◆ TASK GOAL
What is needed here is an exact copy of all the data.

◆ RECORDS
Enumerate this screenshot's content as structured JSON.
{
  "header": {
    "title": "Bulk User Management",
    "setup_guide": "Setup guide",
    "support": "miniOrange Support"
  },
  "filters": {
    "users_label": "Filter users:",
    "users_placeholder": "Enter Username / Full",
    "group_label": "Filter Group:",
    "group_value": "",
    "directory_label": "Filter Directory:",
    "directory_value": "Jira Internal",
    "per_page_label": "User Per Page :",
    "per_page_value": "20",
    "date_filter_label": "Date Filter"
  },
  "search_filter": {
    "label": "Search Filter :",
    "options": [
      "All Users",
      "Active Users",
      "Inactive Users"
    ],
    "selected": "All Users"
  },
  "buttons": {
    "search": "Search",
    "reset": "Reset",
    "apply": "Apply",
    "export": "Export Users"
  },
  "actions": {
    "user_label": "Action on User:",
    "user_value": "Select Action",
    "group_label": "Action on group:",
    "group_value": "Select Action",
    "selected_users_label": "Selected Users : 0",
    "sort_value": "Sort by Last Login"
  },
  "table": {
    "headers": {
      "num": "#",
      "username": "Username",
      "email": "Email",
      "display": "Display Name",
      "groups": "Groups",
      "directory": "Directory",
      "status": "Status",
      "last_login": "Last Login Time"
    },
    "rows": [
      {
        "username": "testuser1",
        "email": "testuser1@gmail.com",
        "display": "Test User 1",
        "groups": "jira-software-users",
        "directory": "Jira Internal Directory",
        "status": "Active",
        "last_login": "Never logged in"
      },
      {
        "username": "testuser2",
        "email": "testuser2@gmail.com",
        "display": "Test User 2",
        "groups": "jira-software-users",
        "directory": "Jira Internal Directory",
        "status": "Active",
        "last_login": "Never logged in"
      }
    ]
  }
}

◆ WRITTEN REPLY
Enumerate this screenshot's content as structured JSON.
{
  "header": {
    "title": "Bulk User Management",
    "setup_guide": "Setup guide",
    "support": "miniOrange Support"
  },
  "filters": {
    "users_label": "Filter users:",
    "users_placeholder": "Enter Username / Full",
    "group_label": "Filter Group:",
    "group_value": "",
    "directory_label": "Filter Directory:",
    "directory_value": "Jira Internal",
    "per_page_label": "User Per Page :",
    "per_page_value": "20",
    "date_filter_label": "Date Filter"
  },
  "search_filter": {
    "label": "Search Filter :",
    "options": [
      "All Users",
      "Active Users",
      "Inactive Users"
    ],
    "selected": "All Users"
  },
  "buttons": {
    "search": "Search",
    "reset": "Reset",
    "apply": "Apply",
    "export": "Export Users"
  },
  "actions": {
    "user_label": "Action on User:",
    "user_value": "Select Action",
    "group_label": "Action on group:",
    "group_value": "Select Action",
    "selected_users_label": "Selected Users : 0",
    "sort_value": "Sort by Last Login"
  },
  "table": {
    "headers": {
      "num": "#",
      "username": "Username",
      "email": "Email",
      "display": "Display Name",
      "groups": "Groups",
      "directory": "Directory",
      "status": "Status",
      "last_login": "Last Login Time"
    },
    "rows": [
      {
        "username": "testuser1",
        "email": "testuser1@gmail.com",
        "display": "Test User 1",
        "groups": "jira-software-users",
        "directory": "Jira Internal Directory",
        "status": "Active",
        "last_login": "Never logged in"
      },
      {
        "username": "testuser2",
        "email": "testuser2@gmail.com",
        "display": "Test User 2",
        "groups": "jira-software-users",
        "directory": "Jira Internal Directory",
        "status": "Active",
        "last_login": "Never logged in"
      }
    ]
  }
}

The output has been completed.